16 Mar 16 28 Nov 16

Yemen: Dramatic influx of wounded amidst fierce fighting in Taiz

Intense fighting in the Yemeni city of Taiz has resulted in more than 400 war-wounded people arriving at the emergency rooms of Médecins Sans Frontières (MSF)-supported hospitals over the past week, many of them civilians.

Trapped between frontlines

MSF warns that urban warfare in densely populated areas is having devastating consequences for civilians trapped between frontlines.

“The patients we are seeing in the emergency rooms are mainly suffering from injuries due to airstrikes, blasts, shelling, gunshots, snipers and recently landmines,” says Will Turner, MSF head of mission in Yemen.

“Civilians in Taiz have suffered massively since fighting began here nearly a year ago, but with the intensity of the fighting growing over recent days and weeks, people in Taiz are at even greater risk at becoming caught up in the conflict.”

MSF has made repeated calls to the warring groups to protect civilians and respect medical facilities.  

Heartbreaking stories

“We hear heartbreaking stories from our patients and colleagues,” says Turner.

“An old man was living a simple life with his children when his house was hit by the force of a shell blast.

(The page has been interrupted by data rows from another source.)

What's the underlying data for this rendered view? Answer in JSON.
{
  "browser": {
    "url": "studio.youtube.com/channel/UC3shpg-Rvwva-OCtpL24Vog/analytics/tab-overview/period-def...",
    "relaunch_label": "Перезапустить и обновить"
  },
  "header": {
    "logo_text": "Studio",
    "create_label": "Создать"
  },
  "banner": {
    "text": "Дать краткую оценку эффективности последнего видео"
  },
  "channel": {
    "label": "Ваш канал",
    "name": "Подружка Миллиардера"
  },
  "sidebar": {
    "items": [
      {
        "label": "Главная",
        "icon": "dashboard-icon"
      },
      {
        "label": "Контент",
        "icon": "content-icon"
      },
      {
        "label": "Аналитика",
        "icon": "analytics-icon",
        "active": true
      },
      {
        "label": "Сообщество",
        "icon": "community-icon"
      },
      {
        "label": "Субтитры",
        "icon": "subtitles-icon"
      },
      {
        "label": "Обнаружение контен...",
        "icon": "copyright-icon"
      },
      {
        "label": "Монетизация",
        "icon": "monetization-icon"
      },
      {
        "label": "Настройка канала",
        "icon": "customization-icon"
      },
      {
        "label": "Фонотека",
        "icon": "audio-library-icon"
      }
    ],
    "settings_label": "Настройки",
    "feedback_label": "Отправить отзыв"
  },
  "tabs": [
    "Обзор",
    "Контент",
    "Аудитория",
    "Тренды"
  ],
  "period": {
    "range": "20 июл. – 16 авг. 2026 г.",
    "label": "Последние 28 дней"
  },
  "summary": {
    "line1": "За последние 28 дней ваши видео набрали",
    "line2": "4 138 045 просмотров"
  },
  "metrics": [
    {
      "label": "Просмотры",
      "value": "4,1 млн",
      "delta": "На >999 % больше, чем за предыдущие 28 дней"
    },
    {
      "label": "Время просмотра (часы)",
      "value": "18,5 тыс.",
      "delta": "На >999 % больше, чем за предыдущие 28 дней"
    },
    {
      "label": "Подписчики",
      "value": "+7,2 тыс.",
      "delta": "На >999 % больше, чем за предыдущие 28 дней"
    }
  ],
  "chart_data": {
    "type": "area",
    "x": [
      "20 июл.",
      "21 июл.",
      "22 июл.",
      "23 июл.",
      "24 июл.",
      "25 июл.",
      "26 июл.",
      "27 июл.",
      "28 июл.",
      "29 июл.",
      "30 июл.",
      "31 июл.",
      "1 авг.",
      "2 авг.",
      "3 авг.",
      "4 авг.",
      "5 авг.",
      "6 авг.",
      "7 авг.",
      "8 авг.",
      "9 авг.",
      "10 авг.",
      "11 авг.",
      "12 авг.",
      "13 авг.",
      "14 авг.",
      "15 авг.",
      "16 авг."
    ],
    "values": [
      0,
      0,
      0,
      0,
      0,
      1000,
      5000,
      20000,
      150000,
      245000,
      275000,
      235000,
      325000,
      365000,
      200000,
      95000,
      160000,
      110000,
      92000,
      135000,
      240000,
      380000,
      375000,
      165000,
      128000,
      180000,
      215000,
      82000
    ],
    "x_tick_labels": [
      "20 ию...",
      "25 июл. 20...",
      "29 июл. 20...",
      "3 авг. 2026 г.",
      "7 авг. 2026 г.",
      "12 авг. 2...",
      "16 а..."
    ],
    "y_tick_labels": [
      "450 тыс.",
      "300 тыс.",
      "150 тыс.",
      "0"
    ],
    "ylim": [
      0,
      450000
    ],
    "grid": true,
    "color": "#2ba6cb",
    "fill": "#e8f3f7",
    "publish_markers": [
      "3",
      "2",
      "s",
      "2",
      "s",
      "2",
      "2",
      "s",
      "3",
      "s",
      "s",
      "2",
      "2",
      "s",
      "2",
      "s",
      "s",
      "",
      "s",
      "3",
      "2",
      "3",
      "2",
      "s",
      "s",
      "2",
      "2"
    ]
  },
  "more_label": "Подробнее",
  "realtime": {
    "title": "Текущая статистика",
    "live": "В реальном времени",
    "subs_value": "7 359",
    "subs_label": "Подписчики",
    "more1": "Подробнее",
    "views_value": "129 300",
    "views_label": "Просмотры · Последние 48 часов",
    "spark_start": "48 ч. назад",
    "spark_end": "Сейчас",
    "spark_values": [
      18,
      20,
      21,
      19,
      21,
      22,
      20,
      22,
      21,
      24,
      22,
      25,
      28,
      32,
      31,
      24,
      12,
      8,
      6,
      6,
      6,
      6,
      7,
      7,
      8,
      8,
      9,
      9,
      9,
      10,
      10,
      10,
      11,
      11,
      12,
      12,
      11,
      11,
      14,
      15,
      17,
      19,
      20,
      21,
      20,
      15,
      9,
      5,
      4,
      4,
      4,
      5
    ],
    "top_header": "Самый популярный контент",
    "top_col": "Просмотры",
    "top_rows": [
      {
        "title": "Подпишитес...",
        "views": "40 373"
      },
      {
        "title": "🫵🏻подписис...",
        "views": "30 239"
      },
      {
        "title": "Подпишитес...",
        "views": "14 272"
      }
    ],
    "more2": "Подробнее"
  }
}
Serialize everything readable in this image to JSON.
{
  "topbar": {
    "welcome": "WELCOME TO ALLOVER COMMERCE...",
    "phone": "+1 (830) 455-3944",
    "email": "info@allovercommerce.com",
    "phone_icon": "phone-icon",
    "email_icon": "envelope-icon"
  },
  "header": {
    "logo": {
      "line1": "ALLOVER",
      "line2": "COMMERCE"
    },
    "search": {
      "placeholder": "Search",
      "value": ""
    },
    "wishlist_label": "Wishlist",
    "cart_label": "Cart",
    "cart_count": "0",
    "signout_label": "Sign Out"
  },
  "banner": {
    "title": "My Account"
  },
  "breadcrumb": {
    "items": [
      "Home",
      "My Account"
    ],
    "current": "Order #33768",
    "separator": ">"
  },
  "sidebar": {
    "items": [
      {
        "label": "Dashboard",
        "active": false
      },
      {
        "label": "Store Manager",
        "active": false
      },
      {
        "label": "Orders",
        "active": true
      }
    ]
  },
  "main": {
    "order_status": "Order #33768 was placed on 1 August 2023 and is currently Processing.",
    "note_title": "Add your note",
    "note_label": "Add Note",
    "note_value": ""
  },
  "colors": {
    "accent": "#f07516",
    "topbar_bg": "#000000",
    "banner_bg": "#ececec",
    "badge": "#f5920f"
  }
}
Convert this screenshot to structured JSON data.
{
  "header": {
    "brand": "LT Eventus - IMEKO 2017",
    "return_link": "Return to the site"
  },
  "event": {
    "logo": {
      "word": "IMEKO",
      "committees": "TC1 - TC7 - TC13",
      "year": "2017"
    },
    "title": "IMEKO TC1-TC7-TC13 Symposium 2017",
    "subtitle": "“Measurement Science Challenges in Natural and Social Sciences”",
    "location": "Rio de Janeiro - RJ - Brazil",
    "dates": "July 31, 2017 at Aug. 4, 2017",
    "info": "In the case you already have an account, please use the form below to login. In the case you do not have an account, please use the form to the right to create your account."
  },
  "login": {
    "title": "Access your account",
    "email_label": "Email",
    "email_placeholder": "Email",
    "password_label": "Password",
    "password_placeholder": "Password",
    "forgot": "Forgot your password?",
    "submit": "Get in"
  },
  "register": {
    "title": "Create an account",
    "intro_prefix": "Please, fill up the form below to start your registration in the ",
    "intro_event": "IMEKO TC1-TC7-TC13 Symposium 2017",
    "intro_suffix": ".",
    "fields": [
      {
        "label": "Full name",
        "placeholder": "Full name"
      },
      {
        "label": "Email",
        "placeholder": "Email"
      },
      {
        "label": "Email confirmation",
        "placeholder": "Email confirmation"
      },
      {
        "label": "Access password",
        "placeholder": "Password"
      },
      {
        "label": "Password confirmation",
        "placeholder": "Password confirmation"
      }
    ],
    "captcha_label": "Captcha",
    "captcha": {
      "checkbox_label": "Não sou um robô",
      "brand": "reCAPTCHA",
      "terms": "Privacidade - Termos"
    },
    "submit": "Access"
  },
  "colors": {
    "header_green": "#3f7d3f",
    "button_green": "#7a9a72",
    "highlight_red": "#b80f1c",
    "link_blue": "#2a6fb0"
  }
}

Three of his children were wounded, while the fourth will be paralysed for the rest of his life.

"A mother of three was killed by gunfire while collecting water for her children.

"A family of six was killed in an airstrike that destroyed their house while they were sleeping.

"These incidents are a small fraction of the reality faced by people on a day-to-day basis in Taiz.”

There have been reports of hospitals being damaged or coming under attack by the different warring groups in various areas of Taiz in recent weeks, making it even more difficult for people to access urgently needed medical care.

Calling for protection of civilians

MSF calls once again on all warring parties to provide protection for civilians; to facilitate access to medical facilities for all the sick and wounded; to allow humanitarian and medical supplies into all areas; and to protect medical staff and health facilities.